**Exercise brief**
Exclude all pictures from your copy of the data below, which should otherwise match exactly.

━━━ Dataset content ━━━

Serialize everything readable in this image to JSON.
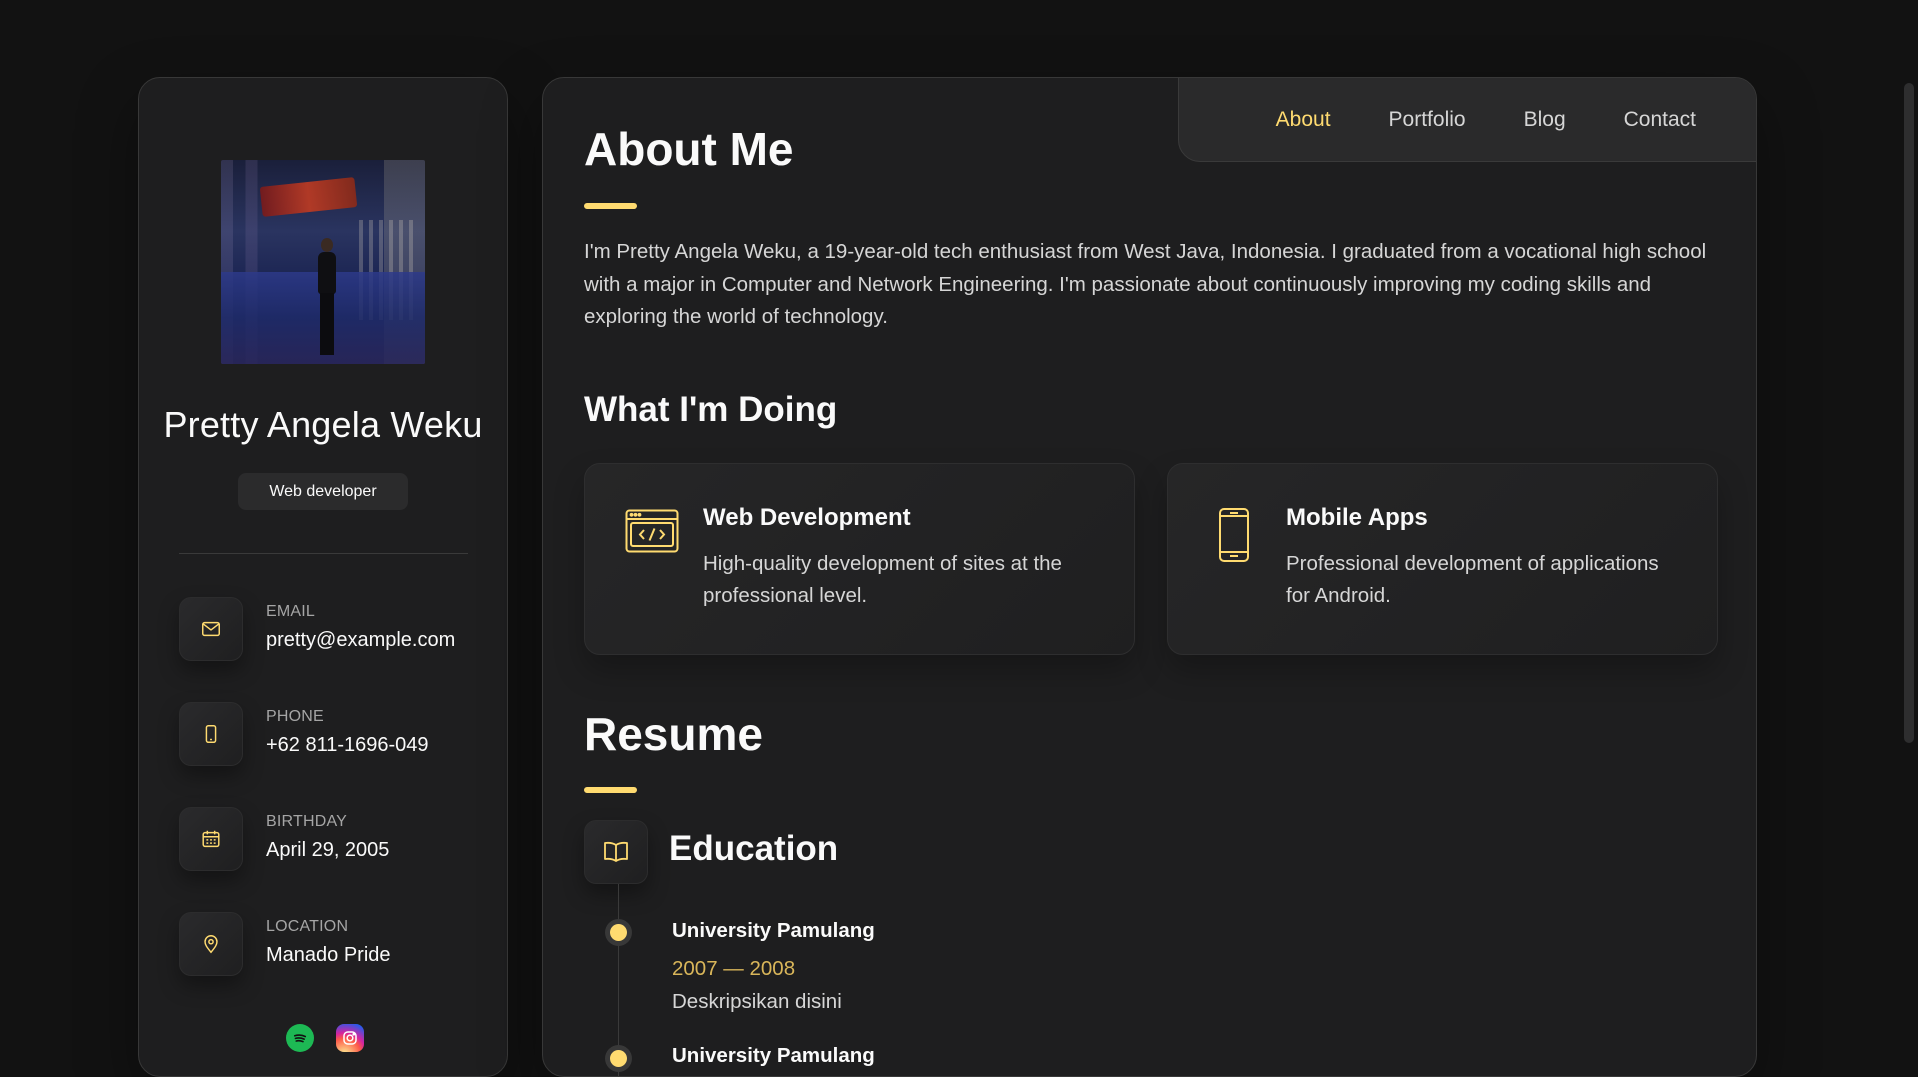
{
  "profile": {
    "name": "Pretty Angela Weku",
    "title": "Web developer",
    "contacts": [
      {
        "label": "Email",
        "value": "pretty@example.com",
        "icon": "mail-icon"
      },
      {
        "label": "Phone",
        "value": "+62 811-1696-049",
        "icon": "phone-icon"
      },
      {
        "label": "Birthday",
        "value": "April 29, 2005",
        "icon": "calendar-icon"
      },
      {
        "label": "Location",
        "value": "Manado Pride",
        "icon": "location-pin-icon"
      }
    ],
    "socials": [
      "spotify-icon",
      "instagram-icon"
    ]
  },
  "nav": {
    "items": [
      {
        "label": "About",
        "active": true
      },
      {
        "label": "Portfolio",
        "active": false
      },
      {
        "label": "Blog",
        "active": false
      },
      {
        "label": "Contact",
        "active": false
      }
    ]
  },
  "about": {
    "title": "About Me",
    "text": "I'm Pretty Angela Weku, a 19-year-old tech enthusiast from West Java, Indonesia. I graduated from a vocational high school with a major in Computer and Network Engineering. I'm passionate about continuously improving my coding skills and exploring the world of technology."
  },
  "services": {
    "title": "What I'm Doing",
    "items": [
      {
        "title": "Web Development",
        "text": "High-quality development of sites at the professional level.",
        "icon": "code-window-icon"
      },
      {
        "title": "Mobile Apps",
        "text": "Professional development of applications for Android.",
        "icon": "smartphone-icon"
      }
    ]
  },
  "resume": {
    "title": "Resume",
    "education": {
      "title": "Education",
      "icon": "book-icon",
      "items": [
        {
          "school": "University Pamulang",
          "years": "2007 — 2008",
          "desc": "Deskripsikan disini"
        },
        {
          "school": "University Pamulang",
          "years": "",
          "desc": ""
        }
      ]
    }
  },
  "colors": {
    "accent": "#ffdb70",
    "background": "#121212",
    "card": "#1e1e1f"
  }
}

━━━

**Result of the task**
Serialize everything readable in this image to JSON.
{
  "profile": {
    "name": "Pretty Angela Weku",
    "title": "Web developer",
    "contacts": [
      {
        "label": "Email",
        "value": "pretty@example.com",
        "icon": "mail-icon"
      },
      {
        "label": "Phone",
        "value": "+62 811-1696-049",
        "icon": "phone-icon"
      },
      {
        "label": "Birthday",
        "value": "April 29, 2005",
        "icon": "calendar-icon"
      },
      {
        "label": "Location",
        "value": "Manado Pride",
        "icon": "location-pin-icon"
      }
    ],
    "socials": [
      "spotify-icon",
      "instagram-icon"
    ]
  },
  "nav": {
    "items": [
      {
        "label": "About",
        "active": true
      },
      {
        "label": "Portfolio",
        "active": false
      },
      {
        "label": "Blog",
        "active": false
      },
      {
        "label": "Contact",
        "active": false
      }
    ]
  },
  "about": {
    "title": "About Me",
    "text": "I'm Pretty Angela Weku, a 19-year-old tech enthusiast from West Java, Indonesia. I graduated from a vocational high school with a major in Computer and Network Engineering. I'm passionate about continuously improving my coding skills and exploring the world of technology."
  },
  "services": {
    "title": "What I'm Doing",
    "items": [
      {
        "title": "Web Development",
        "text": "High-quality development of sites at the professional level.",
        "icon": "code-window-icon"
      },
      {
        "title": "Mobile Apps",
        "text": "Professional development of applications for Android.",
        "icon": "smartphone-icon"
      }
    ]
  },
  "resume": {
    "title": "Resume",
    "education": {
      "title": "Education",
      "icon": "book-icon",
      "items": [
        {
          "school": "University Pamulang",
          "years": "2007 — 2008",
          "desc": "Deskripsikan disini"
        },
        {
          "school": "University Pamulang",
          "years": "",
          "desc": ""
        }
      ]
    }
  },
  "colors": {
    "accent": "#ffdb70",
    "background": "#121212",
    "card": "#1e1e1f"
  }
}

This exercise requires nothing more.